EXERCISE OBJECTIVE: Down to the last character, write out the records below.

DATASET RECORDS:
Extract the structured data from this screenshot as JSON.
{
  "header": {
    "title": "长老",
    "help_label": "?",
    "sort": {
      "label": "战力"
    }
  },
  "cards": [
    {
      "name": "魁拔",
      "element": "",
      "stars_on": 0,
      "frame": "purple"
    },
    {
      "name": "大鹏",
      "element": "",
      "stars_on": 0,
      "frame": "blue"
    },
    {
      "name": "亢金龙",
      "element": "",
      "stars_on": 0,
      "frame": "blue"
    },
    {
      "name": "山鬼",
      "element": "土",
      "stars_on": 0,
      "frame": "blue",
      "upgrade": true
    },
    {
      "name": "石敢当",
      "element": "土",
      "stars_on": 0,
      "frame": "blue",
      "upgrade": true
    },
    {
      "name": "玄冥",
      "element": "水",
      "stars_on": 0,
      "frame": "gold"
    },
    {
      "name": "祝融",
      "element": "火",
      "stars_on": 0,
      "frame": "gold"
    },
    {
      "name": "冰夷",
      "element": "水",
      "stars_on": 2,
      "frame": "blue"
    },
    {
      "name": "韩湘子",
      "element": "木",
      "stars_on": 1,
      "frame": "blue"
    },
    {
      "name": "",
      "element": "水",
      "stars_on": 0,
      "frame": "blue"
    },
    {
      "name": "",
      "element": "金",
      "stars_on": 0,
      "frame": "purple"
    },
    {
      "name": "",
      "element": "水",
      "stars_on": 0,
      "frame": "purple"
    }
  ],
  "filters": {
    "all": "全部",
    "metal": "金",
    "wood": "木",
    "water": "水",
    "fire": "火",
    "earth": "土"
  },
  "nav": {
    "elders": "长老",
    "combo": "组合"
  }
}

SOLUTION TO THIS TASK:
Extract the structured data from this screenshot as JSON.
{
  "header": {
    "title": "长老",
    "help_label": "?",
    "sort": {
      "label": "战力"
    }
  },
  "cards": [
    {
      "name": "魁拔",
      "element": "",
      "stars_on": 0,
      "frame": "purple"
    },
    {
      "name": "大鹏",
      "element": "",
      "stars_on": 0,
      "frame": "blue"
    },
    {
      "name": "亢金龙",
      "element": "",
      "stars_on": 0,
      "frame": "blue"
    },
    {
      "name": "山鬼",
      "element": "土",
      "stars_on": 0,
      "frame": "blue",
      "upgrade": true
    },
    {
      "name": "石敢当",
      "element": "土",
      "stars_on": 0,
      "frame": "blue",
      "upgrade": true
    },
    {
      "name": "玄冥",
      "element": "水",
      "stars_on": 0,
      "frame": "gold"
    },
    {
      "name": "祝融",
      "element": "火",
      "stars_on": 0,
      "frame": "gold"
    },
    {
      "name": "冰夷",
      "element": "水",
      "stars_on": 2,
      "frame": "blue"
    },
    {
      "name": "韩湘子",
      "element": "木",
      "stars_on": 1,
      "frame": "blue"
    },
    {
      "name": "",
      "element": "水",
      "stars_on": 0,
      "frame": "blue"
    },
    {
      "name": "",
      "element": "金",
      "stars_on": 0,
      "frame": "purple"
    },
    {
      "name": "",
      "element": "水",
      "stars_on": 0,
      "frame": "purple"
    }
  ],
  "filters": {
    "all": "全部",
    "metal": "金",
    "wood": "木",
    "water": "水",
    "fire": "火",
    "earth": "土"
  },
  "nav": {
    "elders": "长老",
    "combo": "组合"
  }
}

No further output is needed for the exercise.